You hear everyday in America to "Follow your Dreams!" When I was a kid I wanted to be an archeologist like Indiana Jones, an editor because I was constantly reading, a writer because I was constantly writing, and then a famous painter. I really thought it would be just a few years before I would be "discovered." I would have a huge loft studio where I would do encaustics and need a ladder because I was using such huge canvases. I might at times live in Paris or New York. Yep, my fallback plan was to be an art historian. I would probably dabble in some restoration and write a few books on the way to stardom. Then, I started doing more craft type arts. In college, I switched from art history to art education. I loved teaching. I took classes in weaving, printmaking, jewelry casting, drawing, painting, sculpture, photography, and ceramics. At home during the summers, I started making candles, soaps, body products, stamping, scrapbooking, and paper making. I was consumed by teaching art. After college, I worked in activities at a nursing home. I started subbing at area schools. I loved it.. I wanted to teach so much I could taste it. I went back to school to become an English teacher. I got into book making and calligraphy. I was now doing everything mixed media. Then, I left the country and collected three years worth of beads, coils, jewelry, fabric, paper, and photographs. Teaching art was a dream and a nightmare. The cleaning was unending. I was spending so much money on extra supplies. In Cairo, I would buy bags of plaster off the street with the help of my classroom "helpers." In Dhaka, I taught ms and hs kids how to do Japanese fish prints with real fish. I saw art from all over the world and I never stopped dreaming of the day when I could devote myself to art.

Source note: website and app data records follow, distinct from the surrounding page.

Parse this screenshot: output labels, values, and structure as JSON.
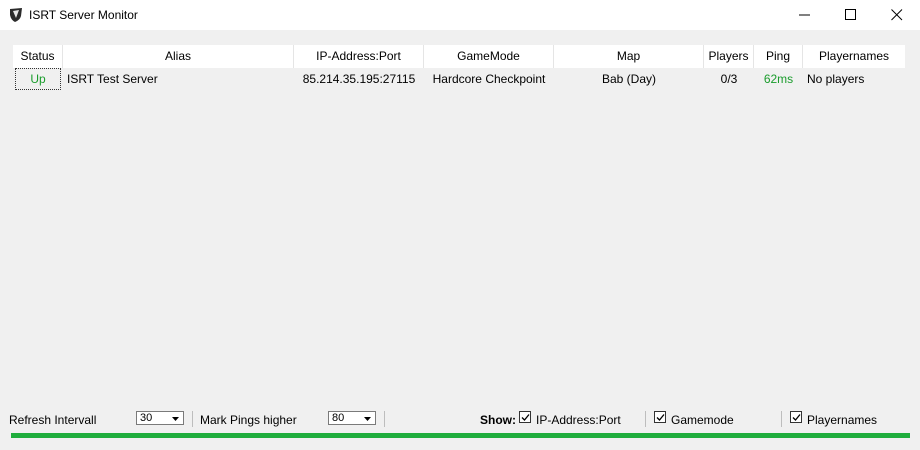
{
  "window": {
    "title": "ISRT Server Monitor",
    "icon": "insurgency-shield-icon"
  },
  "table": {
    "columns": [
      "Status",
      "Alias",
      "IP-Address:Port",
      "GameMode",
      "Map",
      "Players",
      "Ping",
      "Playernames"
    ],
    "rows": [
      {
        "status": "Up",
        "alias": "ISRT Test Server",
        "ip": "85.214.35.195:27115",
        "gamemode": "Hardcore Checkpoint",
        "map": "Bab (Day)",
        "players": "0/3",
        "ping": "62ms",
        "playernames": "No players"
      }
    ]
  },
  "controls": {
    "refresh_label": "Refresh Intervall",
    "refresh_value": "30",
    "ping_label": "Mark Pings higher",
    "ping_value": "80",
    "show_label": "Show:",
    "show_ip_label": "IP-Address:Port",
    "show_ip_checked": true,
    "show_gamemode_label": "Gamemode",
    "show_gamemode_checked": true,
    "show_playernames_label": "Playernames",
    "show_playernames_checked": true
  },
  "refresh_progress_fraction": 1.0,
  "colors": {
    "status_up": "#1a9c2c",
    "ping_ok": "#1a9c2c",
    "progress": "#1fad3c"
  }
}
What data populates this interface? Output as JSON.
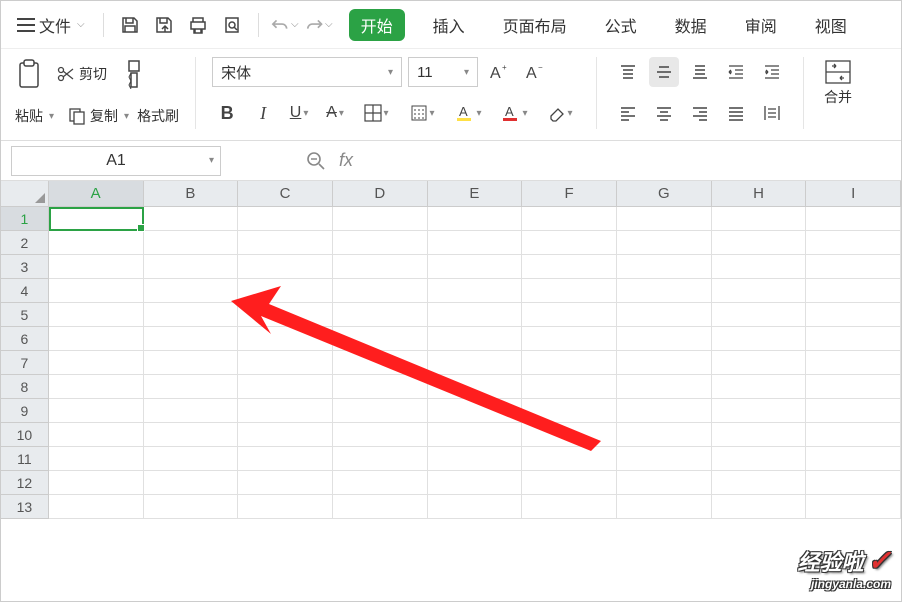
{
  "menubar": {
    "file_label": "文件",
    "tabs": [
      "开始",
      "插入",
      "页面布局",
      "公式",
      "数据",
      "审阅",
      "视图"
    ]
  },
  "ribbon": {
    "paste_label": "粘贴",
    "cut_label": "剪切",
    "copy_label": "复制",
    "format_painter_label": "格式刷",
    "font_name": "宋体",
    "font_size": "11",
    "merge_label": "合并"
  },
  "fxbar": {
    "cell_ref": "A1",
    "fx_label": "fx"
  },
  "sheet": {
    "columns": [
      "A",
      "B",
      "C",
      "D",
      "E",
      "F",
      "G",
      "H",
      "I"
    ],
    "rows": [
      "1",
      "2",
      "3",
      "4",
      "5",
      "6",
      "7",
      "8",
      "9",
      "10",
      "11",
      "12",
      "13"
    ],
    "active_col": "A",
    "active_row": "1"
  },
  "watermark": {
    "line1": "经验啦",
    "line2": "jingyanla.com"
  }
}
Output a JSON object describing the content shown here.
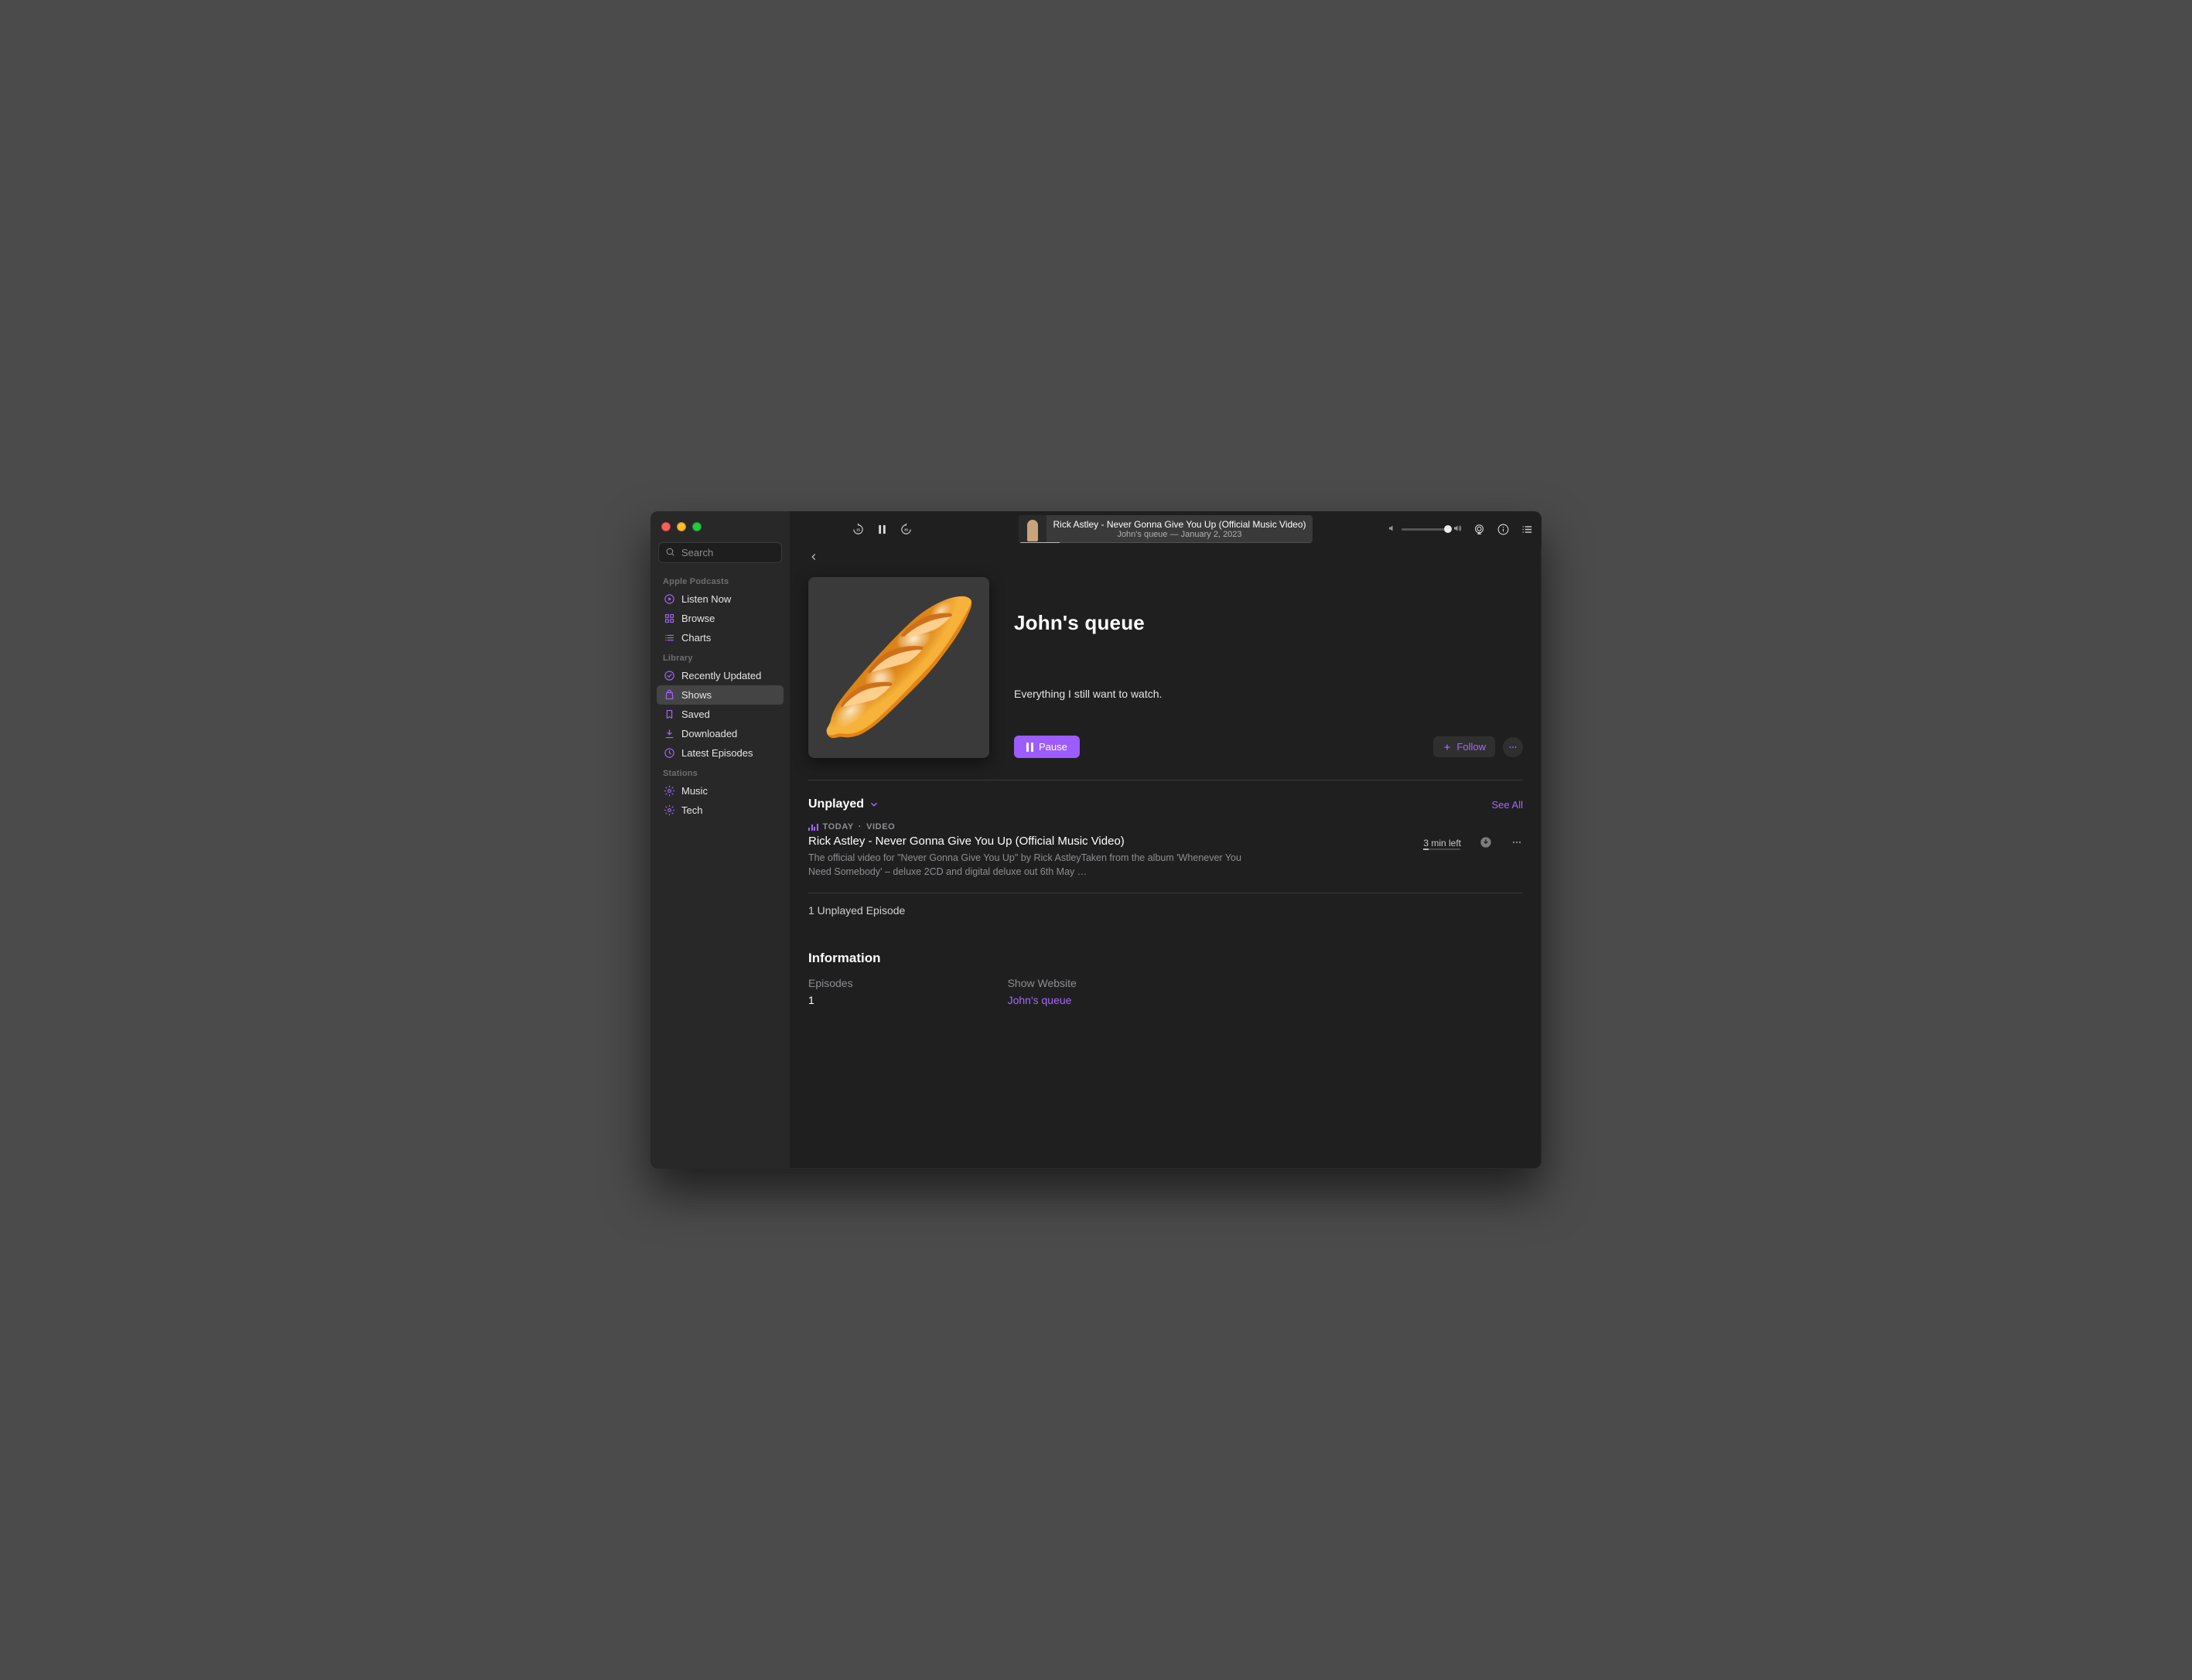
{
  "window": {
    "app": "Podcasts"
  },
  "search": {
    "placeholder": "Search"
  },
  "sidebar": {
    "sections": [
      {
        "title": "Apple Podcasts",
        "items": [
          {
            "icon": "play-circle-icon",
            "label": "Listen Now"
          },
          {
            "icon": "grid-icon",
            "label": "Browse"
          },
          {
            "icon": "list-icon",
            "label": "Charts"
          }
        ]
      },
      {
        "title": "Library",
        "items": [
          {
            "icon": "clock-check-icon",
            "label": "Recently Updated"
          },
          {
            "icon": "bag-icon",
            "label": "Shows",
            "selected": true
          },
          {
            "icon": "bookmark-icon",
            "label": "Saved"
          },
          {
            "icon": "download-icon",
            "label": "Downloaded"
          },
          {
            "icon": "clock-icon",
            "label": "Latest Episodes"
          }
        ]
      },
      {
        "title": "Stations",
        "items": [
          {
            "icon": "gear-icon",
            "label": "Music"
          },
          {
            "icon": "gear-icon",
            "label": "Tech"
          }
        ]
      }
    ]
  },
  "player": {
    "back15": "15",
    "fwd30": "30",
    "now_playing_title": "Rick Astley - Never Gonna Give You Up (Official Music Video)",
    "now_playing_subtitle": "John's queue — January 2, 2023",
    "progress_pct": 14,
    "volume_pct": 100
  },
  "show": {
    "title": "John's queue",
    "description": "Everything I still want to watch.",
    "artwork_emoji": "🥖",
    "pause_label": "Pause",
    "follow_label": "Follow"
  },
  "episodes": {
    "filter_label": "Unplayed",
    "see_all_label": "See All",
    "items": [
      {
        "kicker_date": "TODAY",
        "kicker_kind": "VIDEO",
        "title": "Rick Astley - Never Gonna Give You Up (Official Music Video)",
        "description": "The official video for \"Never Gonna Give You Up\" by Rick AstleyTaken from the album 'Whenever You Need Somebody' – deluxe 2CD and digital deluxe out 6th May …",
        "time_left": "3 min left",
        "progress_pct": 14
      }
    ],
    "unplayed_summary": "1 Unplayed Episode"
  },
  "info": {
    "heading": "Information",
    "episodes_label": "Episodes",
    "episodes_value": "1",
    "website_label": "Show Website",
    "website_value": "John's queue"
  }
}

I always knew that I needed a big house for all of this. I thought of myself on a farm. Yes, I would homestead. I would keep bees, grow my own herbs, make a fortune selling my soap and diy stuff. I would have big looms with wool from my sheep. (Ha, okay, maybe I didn't go this far.) What really happened is, I came back, subbed, and got hired and for the next decade devoted myself to school. I did a lot of art and crafts for gifts, scrapbooks, parties, but most of what I did was for school. For ten years, I put all my creativity into teaching. Next came the day where my curriculum was replaced by a scripted program. Gone was my ability to create. I couldn't really carry out anymore fun, interesting ideas. No more using my Cricut, laminating, or using my glittery scented pens to write a journal response to a student. My journals were gone. I guess a part of me died. But I started to have time.
I guess I had to rediscover myself. I had started sewing. I started thinking about what I wanted to do. Of course, I was still spending a lot of time reading young adult lit. I spent some time baking and working on things for my writing club. I spent a lot of time trying to find things for this reading group I had. However, it seemed like all of that fell flat. I played around with technology and gamification. But I started to feel something...
The clutter of the house got to me. Oil paint stinks and is very messy. I tried to paint in my sewing room, but I didn't have the room. I would then move everything into my dining room. When the kids would come, I would jam everything into various rooms. Painting lay unfinished. Everything was scattered. I started to declutter and everything got moved to my garage. I tried to just "be." But I can't stop thinking of painting again. I think of when I was 15 and started to paint. I think of the times I tried to quit, but it called me back. Art will not let me go. I have to let out my creativity somehow. It is not an option. I found my OLD oil painting stuff in a box in my garage. Some of those paints are from 1993. I have canvases spread all over the house half finished. Now that I think of it, I haven't really finished a painting since 1996. My life has been a work in progress. I want to start finishing things. I want to start painting, not looking for my stuff all the time.
The whole time I've been decluttering, I've been asking myself, "What am I making room for?" Was it a man? (Nope, not unless he is a handy man!) Was it just the peace of a near empty room? Was it to go paperless and digitalize everything? Was it for the kids? They are getting bigger and have more toys. Also, I can't throw much out because the baby might want those toys when she is older. Hmm, will she really want to play with this giant rusty old truck that even Jackson never liked? (I wanted to give that one to my cousin's son. Nope, my brother wants to keep it. Who's the hoarder?)
So now I am making room to do what I love to do. Paint. Make. Sew. Glue. I will never be a famous artist. Heck, I'm not even a good painter. But I can't stop. Now watch, maybe they will tell me that I need to create a new curriculum and I'll never have time to paint a single stroke! That would be the irony of my life.
I wonder though what I can cut out from the rest. Will I really make soap again with real lye? Do I want to deal with the hassle of using my old Cricut Expressions 2? Do I need all that rubber stamping stuff? Does anyone even use stamps anymore? The worst hoard I have is my scrapbooking stuff. With a new baby in the family, I would feel terrible if I didn't make her at least one album. Jeez, every second of Jackson's babyhood was documented!